Helen Villines 12:30 p.m., Dec. 12
SDG&E Gets Special Treatment of Billing for Electric Vehicle Recharging
According to Onell Soto in this morning's distinguished daily paper, San Diego Gas and Electric Company will bill electric car owners separately from their residential usage for overnight recharging. California's Public Utility Commission has allegedly approved experimental rates to encourage the first 1000 Nissan Leaf customers to recharge during off-peak hours.
Until the advent of electrical vehicles, fueling automotive transportation has been an oil company monopoly. SDG&E spokesperson Art Larson was quoted saying ”The objective of the [experimental rate] study is to better understand Leaf owner's changing habits and the impact of this behavior on the grid.”
Something that SDG&E cannot measure is the total number Leaf and other electrical vehicle owners who chose to use off-grid electrical production for partial or complete recharging.

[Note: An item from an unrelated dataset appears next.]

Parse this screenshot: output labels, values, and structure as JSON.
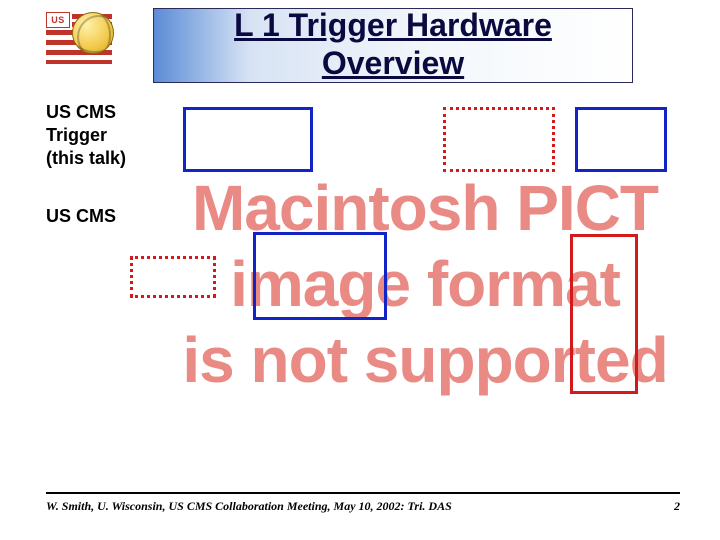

Soto revealed that the University of San Diego has started work on 1.23 megawatts of solar electricity generation to be provided by AMSOLAR. An AMSOLAR public relations spokesperson informs me that USD is the first of several university AMSOLAR solar projects, and that the total cost will be about $100 million for 20 megawatts at several campuses nationwide. AMSOLAR will then sell electricity to USD at a rate less than that charged by SDG&E. An anecdotal assessment of USD student demographics indicates that USD students would be likely electric vehicle drivers.
San Diego residential Leaf customers could generate just under half a kilowatt of off-grid electricity with an investment of around $2500 in free-standing solar panels. Half a kilowatt is enough to power two energy-efficient refrigerators or 30 CFL table lamps. No recharging numbers for the Leaf are currently available.
By using free-standing solar panels, residential off-grid solar panels do not require Federal Energy Regulatory Commission certification as Qualifying Facilities (FERC QF). FERC QF qualification is necessary before residential customers with grid-connected solar panels receive reimbursement from SDG&E for excess residential solar-generated electricity sent into the power grid. Currently, any excess solar power is now taken by SDG&E from customers for free to be immediately resold at retail market rates to other SDG&E customers. The City of San Diego raised permit rates this year on grid-connected solar panels as home improvement projects.
Soto further indicated that SDG&E will be buying alternatively-generated electricity from a Palm Springs wind farm, in part to meet a state mandate of 20% generation from alternative energy sources. Among California's three big investor owned utilities, SDG&E ranks third in alternative generation and is well below the state mandate.